## GIVEN RECORDS
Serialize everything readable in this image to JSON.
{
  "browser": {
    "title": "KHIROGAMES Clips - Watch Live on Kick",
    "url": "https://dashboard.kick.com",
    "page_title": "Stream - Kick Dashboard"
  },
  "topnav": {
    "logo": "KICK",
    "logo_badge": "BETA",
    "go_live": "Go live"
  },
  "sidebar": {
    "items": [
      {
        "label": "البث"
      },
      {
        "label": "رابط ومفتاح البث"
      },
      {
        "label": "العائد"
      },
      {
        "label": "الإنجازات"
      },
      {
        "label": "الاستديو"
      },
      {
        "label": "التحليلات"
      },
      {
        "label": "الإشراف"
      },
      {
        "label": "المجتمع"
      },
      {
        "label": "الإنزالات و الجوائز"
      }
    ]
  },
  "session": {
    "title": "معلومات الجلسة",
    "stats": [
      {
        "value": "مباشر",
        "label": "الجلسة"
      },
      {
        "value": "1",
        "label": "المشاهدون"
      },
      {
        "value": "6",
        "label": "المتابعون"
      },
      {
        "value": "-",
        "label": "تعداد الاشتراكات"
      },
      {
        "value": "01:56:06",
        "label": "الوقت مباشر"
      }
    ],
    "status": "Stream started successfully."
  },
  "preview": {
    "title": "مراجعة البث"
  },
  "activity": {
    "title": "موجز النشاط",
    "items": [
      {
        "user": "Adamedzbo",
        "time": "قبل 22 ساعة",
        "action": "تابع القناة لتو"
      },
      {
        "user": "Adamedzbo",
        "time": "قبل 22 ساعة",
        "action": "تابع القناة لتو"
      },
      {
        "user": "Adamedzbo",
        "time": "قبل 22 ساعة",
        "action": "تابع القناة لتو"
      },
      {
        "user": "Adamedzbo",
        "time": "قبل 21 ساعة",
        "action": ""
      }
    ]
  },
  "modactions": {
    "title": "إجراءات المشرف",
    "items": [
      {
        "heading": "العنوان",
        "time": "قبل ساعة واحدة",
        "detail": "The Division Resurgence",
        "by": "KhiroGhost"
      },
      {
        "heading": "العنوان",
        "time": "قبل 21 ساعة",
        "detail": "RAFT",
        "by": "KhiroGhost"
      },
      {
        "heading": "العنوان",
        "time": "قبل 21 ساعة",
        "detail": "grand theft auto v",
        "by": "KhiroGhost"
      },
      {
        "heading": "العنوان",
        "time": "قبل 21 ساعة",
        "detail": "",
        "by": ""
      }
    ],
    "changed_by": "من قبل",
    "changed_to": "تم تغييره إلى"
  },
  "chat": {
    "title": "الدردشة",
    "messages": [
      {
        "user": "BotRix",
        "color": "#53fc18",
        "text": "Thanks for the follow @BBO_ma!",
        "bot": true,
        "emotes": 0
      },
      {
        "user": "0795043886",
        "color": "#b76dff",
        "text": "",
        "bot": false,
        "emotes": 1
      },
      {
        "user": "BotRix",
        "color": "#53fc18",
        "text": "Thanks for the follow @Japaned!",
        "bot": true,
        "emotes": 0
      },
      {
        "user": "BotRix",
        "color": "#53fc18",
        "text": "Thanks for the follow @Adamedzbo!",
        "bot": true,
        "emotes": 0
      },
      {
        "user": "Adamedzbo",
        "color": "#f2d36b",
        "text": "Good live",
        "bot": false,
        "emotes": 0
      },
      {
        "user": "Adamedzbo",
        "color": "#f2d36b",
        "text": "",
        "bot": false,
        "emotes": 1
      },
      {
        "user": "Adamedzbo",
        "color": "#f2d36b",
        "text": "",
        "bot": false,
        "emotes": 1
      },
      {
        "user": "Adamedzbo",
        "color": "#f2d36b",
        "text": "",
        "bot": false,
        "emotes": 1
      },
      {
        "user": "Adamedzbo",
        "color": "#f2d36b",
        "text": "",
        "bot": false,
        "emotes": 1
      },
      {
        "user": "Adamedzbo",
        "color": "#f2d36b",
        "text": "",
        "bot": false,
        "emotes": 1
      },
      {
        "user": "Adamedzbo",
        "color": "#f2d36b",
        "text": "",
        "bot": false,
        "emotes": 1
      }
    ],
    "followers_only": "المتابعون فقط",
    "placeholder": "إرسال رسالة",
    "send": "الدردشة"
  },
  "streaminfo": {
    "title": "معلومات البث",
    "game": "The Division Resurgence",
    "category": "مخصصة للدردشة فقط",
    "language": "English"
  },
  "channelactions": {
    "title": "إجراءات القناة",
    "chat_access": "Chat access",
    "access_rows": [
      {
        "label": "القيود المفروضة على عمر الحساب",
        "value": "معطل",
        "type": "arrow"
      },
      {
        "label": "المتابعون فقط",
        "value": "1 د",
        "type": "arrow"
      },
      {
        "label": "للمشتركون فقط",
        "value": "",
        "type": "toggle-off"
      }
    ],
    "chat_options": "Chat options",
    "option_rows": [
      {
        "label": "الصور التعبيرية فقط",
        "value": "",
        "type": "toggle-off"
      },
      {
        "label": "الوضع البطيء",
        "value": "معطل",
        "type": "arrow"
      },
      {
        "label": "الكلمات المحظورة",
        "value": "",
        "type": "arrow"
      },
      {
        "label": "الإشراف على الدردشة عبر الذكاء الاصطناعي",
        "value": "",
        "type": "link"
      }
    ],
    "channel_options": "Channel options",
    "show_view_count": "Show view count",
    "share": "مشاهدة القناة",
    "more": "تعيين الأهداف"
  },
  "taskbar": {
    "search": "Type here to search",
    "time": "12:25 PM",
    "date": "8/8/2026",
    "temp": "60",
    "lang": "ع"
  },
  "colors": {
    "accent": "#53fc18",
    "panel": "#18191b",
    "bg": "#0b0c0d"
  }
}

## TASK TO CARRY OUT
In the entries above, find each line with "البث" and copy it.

## ANSWER TO THIS EXERCISE
        "label": "البث"
        "label": "رابط ومفتاح البث"
    "title": "مراجعة البث"
    "title": "معلومات البث",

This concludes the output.